US-Pakistan joint counterterrorism efforts have been extensive. They include cooperative efforts in border security, criminal investigations, as well as several long-term training projects. In 2002, the United States and Pakistan established the Working Group on Counterterrorism and Law-Enforcement Cooperation. The meetings provide a forum for discussing ongoing US-Pakistani efforts, as well as a means for improving capabilities and cooperation. Islamabad has facilitated the transfer of over 400 captured alleged terrorists to US custody, and Pakistan remained ranked third in the world (behind the United States and Switzerland) in seizing terrorist assets. Abuse of the informal money-transfer system known as hawala remained a serious problem throughout the region, however.
The positive developments in Sri Lanka that began in 2001 continued in 2002. Historically, the Liberation Tigers of Tamil Eelam (LTTE) has been one of the world's deadliest terror groups—it pioneered the use of suicide vests and has committed far more suicide-bomb attacks than any other terrorist organization. The cease-fire between the LTTE and the Government, established in December 2001, was formalized in February 2002. Formal peace negotiations began in September 2002 and were continuing into 2003.

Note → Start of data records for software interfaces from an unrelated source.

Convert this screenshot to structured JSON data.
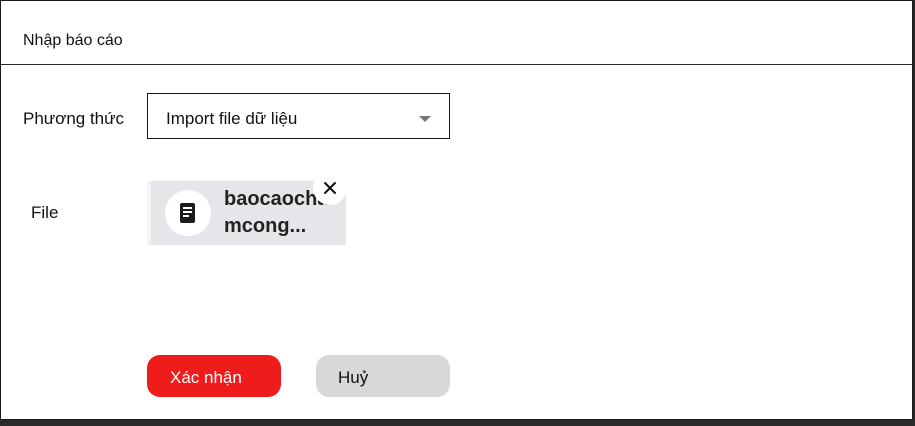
{
  "dialog": {
    "title": "Nhập báo cáo"
  },
  "form": {
    "method_label": "Phương thức",
    "method_selected": "Import file dữ liệu",
    "file_label": "File",
    "file_name": "baocaochamcong...",
    "file_icon": "document-icon",
    "remove_icon": "close-icon"
  },
  "actions": {
    "confirm_label": "Xác nhận",
    "cancel_label": "Huỷ"
  },
  "colors": {
    "confirm": "#ef1c1c",
    "cancel": "#d8d8d8",
    "chip": "#e6e6ea"
  }
}
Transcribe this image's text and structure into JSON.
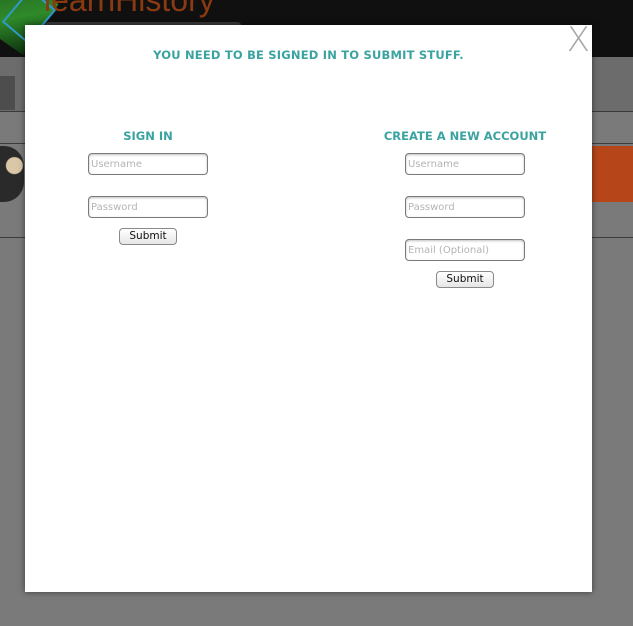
{
  "background": {
    "site_logo_text": "learnHistory"
  },
  "modal": {
    "close_label": "X",
    "notice": "YOU NEED TO BE SIGNED IN TO SUBMIT STUFF.",
    "sign_in": {
      "title": "SIGN IN",
      "username_placeholder": "Username",
      "password_placeholder": "Password",
      "submit_label": "Submit"
    },
    "create_account": {
      "title": "CREATE A NEW ACCOUNT",
      "username_placeholder": "Username",
      "password_placeholder": "Password",
      "email_placeholder": "Email (Optional)",
      "submit_label": "Submit"
    }
  },
  "colors": {
    "accent": "#3aa3a0",
    "overlay": "#7a7a7a",
    "header_bg": "#101010",
    "logo_orange": "#8a3a10",
    "banner_orange": "#b6461a"
  }
}
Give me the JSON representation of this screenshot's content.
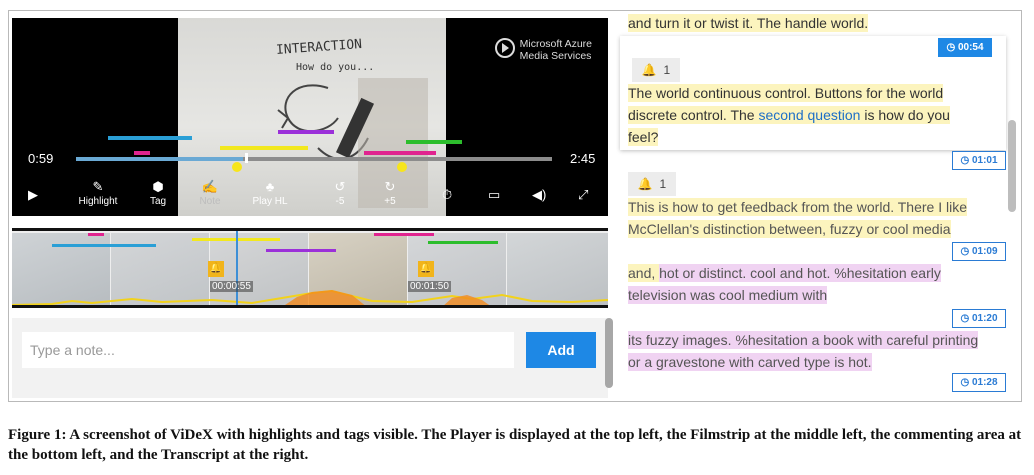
{
  "player": {
    "current_time": "0:59",
    "duration": "2:45",
    "progress": 0.35,
    "brand_line1": "Microsoft Azure",
    "brand_line2": "Media Services",
    "whiteboard_title": "INTERACTION",
    "whiteboard_sub": "How do you...",
    "controls": [
      {
        "icon": "▶",
        "label": ""
      },
      {
        "icon": "✎",
        "label": "Highlight"
      },
      {
        "icon": "⬢",
        "label": "Tag"
      },
      {
        "icon": "✍",
        "label": "Note"
      },
      {
        "icon": "♣",
        "label": "Play HL"
      },
      {
        "icon": "↺",
        "label": "-5"
      },
      {
        "icon": "↻",
        "label": "+5"
      },
      {
        "icon": "⏱",
        "label": ""
      },
      {
        "icon": "▭",
        "label": ""
      },
      {
        "icon": "◀)",
        "label": ""
      },
      {
        "icon": "⤢",
        "label": ""
      }
    ]
  },
  "filmstrip": {
    "markers": [
      "00:00:55",
      "00:01:50"
    ]
  },
  "notes": {
    "placeholder": "Type a note...",
    "add_label": "Add"
  },
  "transcript": {
    "top_line": "and turn it or twist it. The handle world.",
    "stamps": [
      "00:54",
      "01:01",
      "01:09",
      "01:20",
      "01:28"
    ],
    "badges": [
      "1",
      "1"
    ],
    "active_line1": "The world continuous control. Buttons for the world",
    "active_line2_a": "discrete control. The ",
    "active_line2_kw": "second question",
    "active_line2_b": " is ",
    "active_line2_c": "how do you",
    "active_line3": "feel?",
    "seg2_line1": "This is how to get feedback from the world. There I like",
    "seg2_line2": "McClellan's distinction between, fuzzy or cool media",
    "seg3_line1_a": "and, ",
    "seg3_line1_b": "hot or distinct. cool and hot. %hesitation early",
    "seg3_line2": "television was cool medium with",
    "seg4_line1": "its fuzzy images. %hesitation a book with careful printing",
    "seg4_line2": "or a gravestone with carved type is hot."
  },
  "caption": {
    "text": "Figure 1: A screenshot of ViDeX with highlights and tags visible. The Player is displayed at the top left, the Filmstrip at the middle left, the commenting area at the bottom left, and the Transcript at the right."
  },
  "colors": {
    "accent": "#1e88e5",
    "highlight_yellow": "#fcf4be",
    "highlight_pink": "#f0d3f2",
    "bar_blue": "#2a9fd6",
    "bar_purple": "#9b30d9",
    "bar_yellow": "#f2e81e",
    "bar_magenta": "#e0248f",
    "bar_green": "#2cbd2c"
  }
}
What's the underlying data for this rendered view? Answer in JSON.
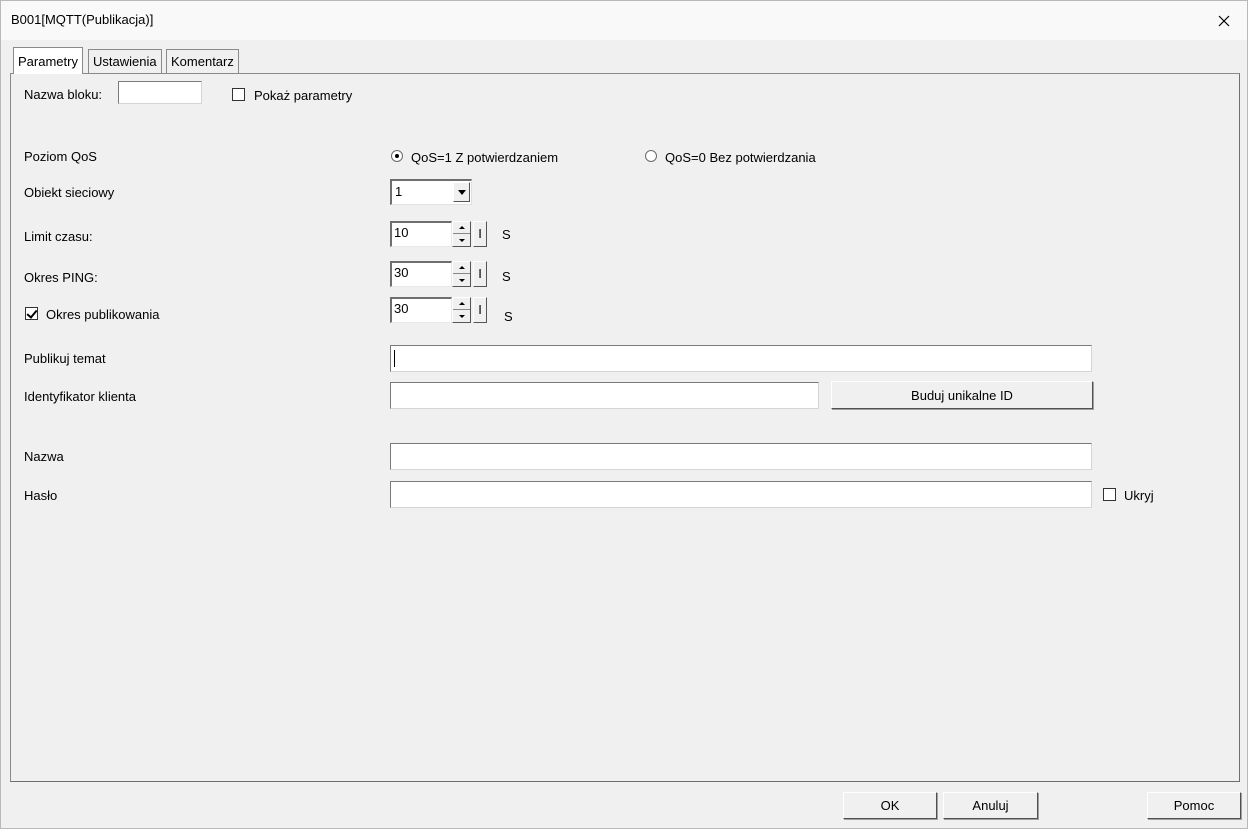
{
  "window": {
    "title": "B001[MQTT(Publikacja)]"
  },
  "tabs": [
    {
      "label": "Parametry"
    },
    {
      "label": "Ustawienia"
    },
    {
      "label": "Komentarz"
    }
  ],
  "form": {
    "block_name_label": "Nazwa bloku:",
    "block_name_value": "",
    "show_params_label": "Pokaż parametry",
    "show_params_checked": false,
    "qos_label": "Poziom QoS",
    "qos_option1": "QoS=1 Z potwierdzaniem",
    "qos_option0": "QoS=0 Bez potwierdzania",
    "qos_selected": "QoS=1 Z potwierdzaniem",
    "network_object_label": "Obiekt sieciowy",
    "network_object_value": "1",
    "timeout_label": "Limit czasu:",
    "timeout_value": "10",
    "timeout_i": "I",
    "timeout_unit": "S",
    "ping_label": "Okres PING:",
    "ping_value": "30",
    "ping_i": "I",
    "ping_unit": "S",
    "publish_period_label": "Okres publikowania",
    "publish_period_checked": true,
    "publish_period_value": "30",
    "publish_period_i": "I",
    "publish_period_unit": "S",
    "publish_topic_label": "Publikuj temat",
    "publish_topic_value": "",
    "client_id_label": "Identyfikator klienta",
    "client_id_value": "",
    "build_id_button": "Buduj unikalne ID",
    "name_label": "Nazwa",
    "name_value": "",
    "password_label": "Hasło",
    "password_value": "",
    "hide_label": "Ukryj",
    "hide_checked": false
  },
  "footer": {
    "ok_label": "OK",
    "cancel_label": "Anuluj",
    "help_label": "Pomoc"
  }
}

The LTTE has publicly accepted the concept of internal autonomy within a federal Sri Lankan state, conceding its longstanding demand for a separate Tamil Eelam state. Its recent public statements give reason to hope that it intends to transform itself from a terrorist organization into a legitimate political entity.
The LTTE, however, has not renounced terrorism; it continues to smuggle in weaponry; and it continues forcible recruitment, including the recruitment of children into its ranks. It is too early to tell whether the Sri Lankan peace process will ultimately bear fruit or whether the LTTE will actually reform itself. Although guarded optimism surrounds the peace process, the United States will continue to designate the LTTE as a Foreign Terrorist Organization until it unequivocally renounces terrorism in both word and deed.
Sri Lanka is a party to 10 of the 12 international conventions and protocols relating to terrorism.